Silicon Valley is an almost mythical synonym for the home, in the minds of virtually everyone, to many of the world’s largest high-tech corporations and thousands of start-up companies. It has grown into an unprecedented economic powerhouse the size of which is well worth investigating.
Have you ever thought about the fact that Facebook, with its more than 1. 5 billion users, reaches more people than the population of any country on earth? Did you know that 20 per cent of the S&P 500 Index’s companies that are connected to the consumer internet did not even exist 20 years ago? Companies from all over the world are looking to set up shop in this southern portion of the San Francisco Bay Area to show they’re successful and part of the tech-crowd; to boast about their own technology cluster which gives birth to new international giants.
This same desire is shared by some visionary businesses and officials across Central and Eastern Europe (CEE). While a handful of companies that originated from this region have already set up operations in the actual Silicon Valley, it is still impossible today to find an area anywhere in Central and Eastern Europe that would be considered close to ‘the Valley’. There have been too many plans but no one seems to realise that it took 60 years to build the Silicon Valley in California, as we know it now, and the seed money came from the tax payers’ purse. Why? It was because the US wanted to have an alternative to phone connections during the Cold War. That is what later became the web and the internet.
Today’s strategically thinking business CEOs, who are in based in the CEE, continue to stress the need to set up a new vision for the heart of Europe which they want to communicate to their global leadership. How about adding digital innovation to the CEE’s proven status as Europe’s strongest manufacturing hub for global markets? It would definitely give its growth a much needed boost and would help the manufacturing-based economy to survive in the tectonic changes that are happening today.
Based on my own personal experience with the eighth company on the Fortune 500 list, this would be a possible direction for the region. It could build a strategic relationship with the stakeholders in the Valley for scale, efficiency, a stronger voice and increased bargaining power. Companies who originated from the CEE would also benefit from a better general understanding of the comparative advantages and competencies that this region and its individual countries have to offer.
Today, they have to break the ice there one by one. One sign of hope was the promising attempt to set up the Visegrád Group (V4) in the Valley during the Slovak presidency of 2015. The question is how to continue with home grown start-ups and a whether a bigger game is possible beyond merely helping start-ups there. You might ask why I keep stressing the importance of a regional approach to the Silicon Valley. It is because alliances and size matter on both sides.
Surviving Strategies in the Fourth Industrial Revolution
In my recent month-long visit to the magic triangle: Los Altos, Mountain View and Palo Alto, California I had two goals: to learn more about how the world’s digital innovation powerhouses operate and to find a fresh approach for connecting one of Europe’s most important manufacturing hub to it. As we know, the Valley has played a major role in pushing out a total change in people’s (consumers’) lives.

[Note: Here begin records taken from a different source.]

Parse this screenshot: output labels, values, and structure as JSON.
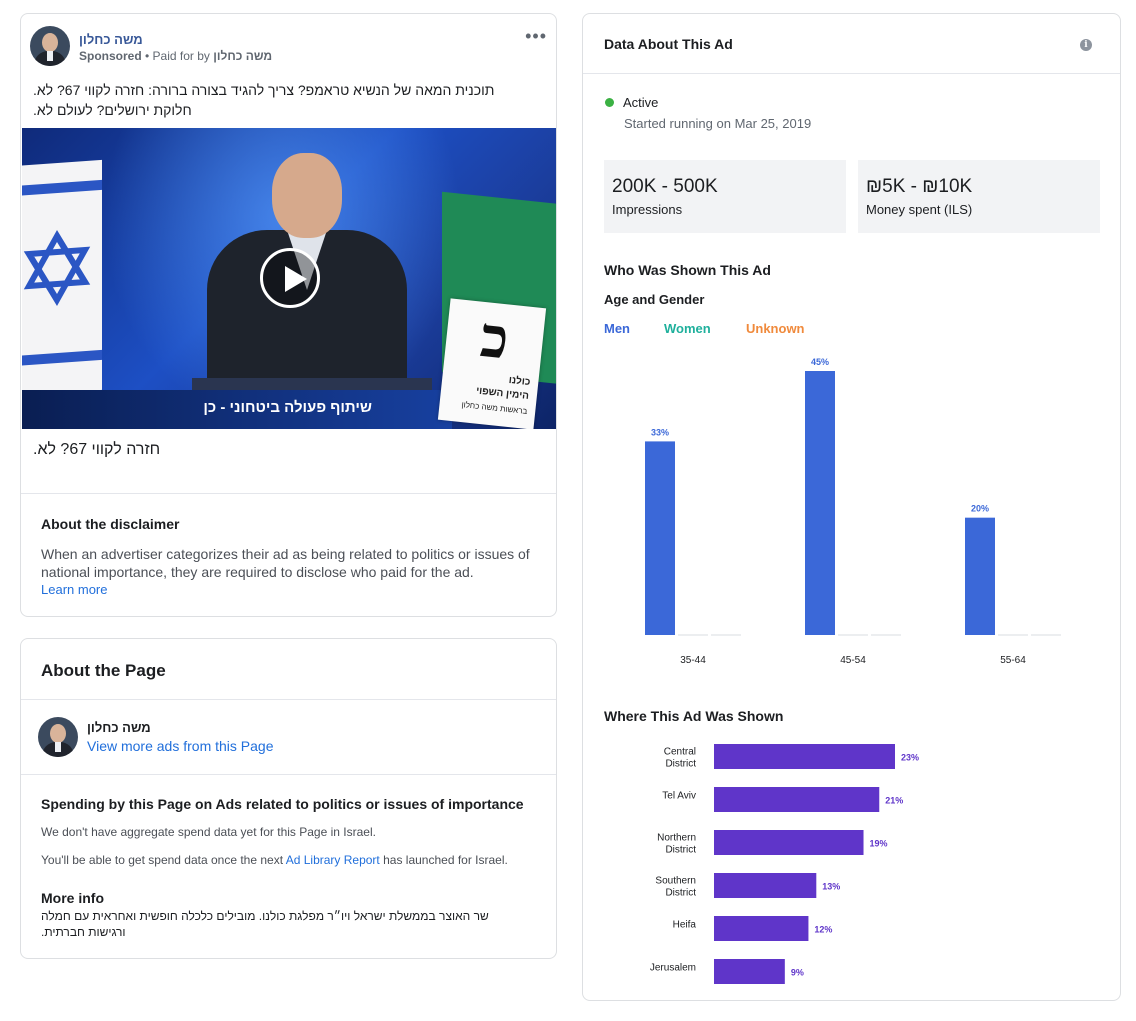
{
  "ad": {
    "page_name": "משה כחלון",
    "sponsored_label": "Sponsored",
    "paid_for_prefix": "• Paid for by",
    "paid_for_name": "משה כחלון",
    "more_icon": "ellipsis-icon",
    "body_line1": "תוכנית המאה של הנשיא טראמפ? צריך להגיד בצורה ברורה: חזרה לקווי 67? לא.",
    "body_line2": "חלוקת ירושלים? לעולם לא.",
    "video": {
      "lower_third": "שיתוף פעולה ביטחוני - כן",
      "sign_letter": "כ",
      "sign_line1": "כולנו",
      "sign_line2": "הימין השפוי",
      "sign_line3": "בראשות משה כחלון"
    },
    "caption": "חזרה לקווי 67? לא.",
    "disclaimer_title": "About the disclaimer",
    "disclaimer_text": "When an advertiser categorizes their ad as being related to politics or issues of national importance, they are required to disclose who paid for the ad.",
    "learn_more": "Learn more"
  },
  "page": {
    "title": "About the Page",
    "name": "משה כחלון",
    "view_more": "View more ads from this Page",
    "spending_title": "Spending by this Page on Ads related to politics or issues of importance",
    "spending_line1": "We don't have aggregate spend data yet for this Page in Israel.",
    "spending_line2_a": "You'll be able to get spend data once the next",
    "spending_line2_link": "Ad Library Report",
    "spending_line2_b": "has launched for Israel.",
    "more_info_title": "More info",
    "more_info_line1": "שר האוצר בממשלת ישראל ויו״ר מפלגת כולנו. מובילים כלכלה חופשית ואחראית עם חמלה",
    "more_info_line2": "ורגישות חברתית."
  },
  "data": {
    "title": "Data About This Ad",
    "info_icon": "info-icon",
    "status": "Active",
    "started": "Started running on Mar 25, 2019",
    "impressions_value": "200K - 500K",
    "impressions_label": "Impressions",
    "spent_value": "₪5K - ₪10K",
    "spent_label": "Money spent (ILS)",
    "who_title": "Who Was Shown This Ad",
    "age_gender_title": "Age and Gender",
    "legend": {
      "men": "Men",
      "women": "Women",
      "unknown": "Unknown"
    },
    "where_title": "Where This Ad Was Shown",
    "colors": {
      "men": "#3b68d8",
      "women": "#1fb09c",
      "unknown": "#f08a3c",
      "region": "#5f35c9",
      "active": "#3bb143"
    }
  },
  "chart_data": [
    {
      "type": "bar",
      "title": "Age and Gender",
      "categories": [
        "35-44",
        "45-54",
        "55-64"
      ],
      "series": [
        {
          "name": "Men",
          "values": [
            33,
            45,
            20
          ]
        },
        {
          "name": "Women",
          "values": [
            0,
            0,
            0
          ]
        },
        {
          "name": "Unknown",
          "values": [
            0,
            0,
            0
          ]
        }
      ],
      "data_labels": [
        "33%",
        "45%",
        "20%"
      ],
      "ylim": [
        0,
        45
      ]
    },
    {
      "type": "bar",
      "orientation": "horizontal",
      "title": "Where This Ad Was Shown",
      "categories": [
        "Central District",
        "Tel Aviv",
        "Northern District",
        "Southern District",
        "Heifa",
        "Jerusalem"
      ],
      "values": [
        23,
        21,
        19,
        13,
        12,
        9
      ],
      "data_labels": [
        "23%",
        "21%",
        "19%",
        "13%",
        "12%",
        "9%"
      ],
      "xlim": [
        0,
        23
      ]
    }
  ]
}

In so doing, they have rocked whole sectors in B2C and are continuing this shake up with the digitisation of the industrial sector. The process will bring a massive reshuffle to the B2B part of the economy. The founder of the World Economic Forum has issued a warning that action needs to be taken: ’Now a fourth industrial revolution is building on the third, the digital revolution that has been occurring since the middle of the last century. It is characterised by a fusion of technologies that is blurring the lines between the physical, digital, and biological spheres.’

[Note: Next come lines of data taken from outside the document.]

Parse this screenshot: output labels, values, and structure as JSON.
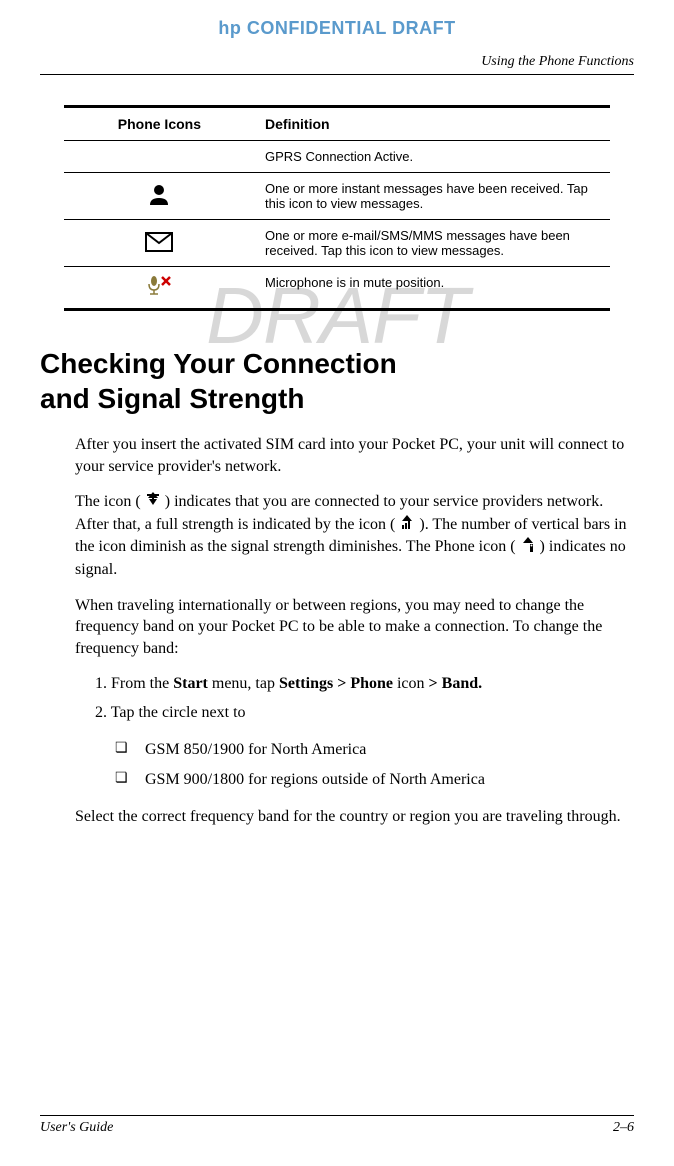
{
  "header": {
    "confidential": "hp CONFIDENTIAL DRAFT",
    "running": "Using the Phone Functions"
  },
  "watermark": "DRAFT",
  "table": {
    "headers": {
      "col1": "Phone Icons",
      "col2": "Definition"
    },
    "rows": [
      {
        "icon": "",
        "definition": "GPRS Connection Active."
      },
      {
        "icon": "person",
        "definition": "One or more instant messages have been received. Tap this icon to view messages."
      },
      {
        "icon": "envelope",
        "definition": "One or more e-mail/SMS/MMS messages have been received. Tap this icon to view messages."
      },
      {
        "icon": "mic-mute",
        "definition": "Microphone is in mute position."
      }
    ]
  },
  "section": {
    "heading_line1": "Checking Your Connection",
    "heading_line2": "and Signal Strength",
    "para1": "After you insert the activated SIM card into your Pocket PC, your unit will connect to your service provider's network.",
    "para2_a": "The icon (",
    "para2_b": ") indicates that you are connected to your service providers network. After that, a full strength is indicated by the icon (",
    "para2_c": "). The number of vertical bars in the icon diminish as the signal strength diminishes. The Phone icon (",
    "para2_d": ") indicates no signal.",
    "para3": "When traveling internationally or between regions, you may need to change the frequency band on your Pocket PC to be able to make a connection. To change the frequency band:",
    "step1_a": "1. From the ",
    "step1_b": "Start",
    "step1_c": " menu, tap ",
    "step1_d": "Settings > Phone",
    "step1_e": " icon ",
    "step1_f": "> Band.",
    "step2": "2. Tap the circle next to",
    "bullet1": "GSM 850/1900 for North America",
    "bullet2": "GSM 900/1800 for regions outside of North America",
    "para4": "Select the correct frequency band for the country or region you are traveling through."
  },
  "footer": {
    "left": "User's Guide",
    "right": "2–6"
  }
}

The whole Old Continent has played a passive role — serving as a market only— during the third industrial revolution so far, a point highlighted by GE’s chief economist, Marco Annunziata, three years ago, at an international multi-stakeholder debate on the industrial internet in London.
Can CEE alter this passive role with an active partnership and combined geographic strategy with the Silicon Valley in the future? We must do, if we want to accelerate the development of CEE and ensure it is able to compete during the fourth industrial revolution. As a Central European politician said, if you are not at the table you might be served as the dinner. This applies to businesses and regions as well. A key factor in taking an active part would be to create a meeting point for CEE actors, to help to build alliances in the Silicon Valley: This is where the big fish (and the small ones) who have been cooking the global economy of the 21st century are to be found in their greatest number in the world.
How About a CEE Platform? Or should we call it launch pad? Currently, the Czech Republic is the president of V4 and Poland will take over in the autumn. The question remains open: who will pull a strategic CEE platform together in the Valley to encourage the other four members, and beyond, to act together? Shall we just keep talking, about a need for an action?
CEE as an Active Player
Unfortunately, no one can change the CEE’s status from that of a market to that of an active player in the fourth digital revolution, alone. Firstly we need to weave nets and start to go fishing.
(photo: the Academy of Sciences in San Francisco, taken by Eszter Szabó)
The views expressed in this opinion editorial are the author’s own and do not necessarily reflect Emerging Europe’s editorial policy.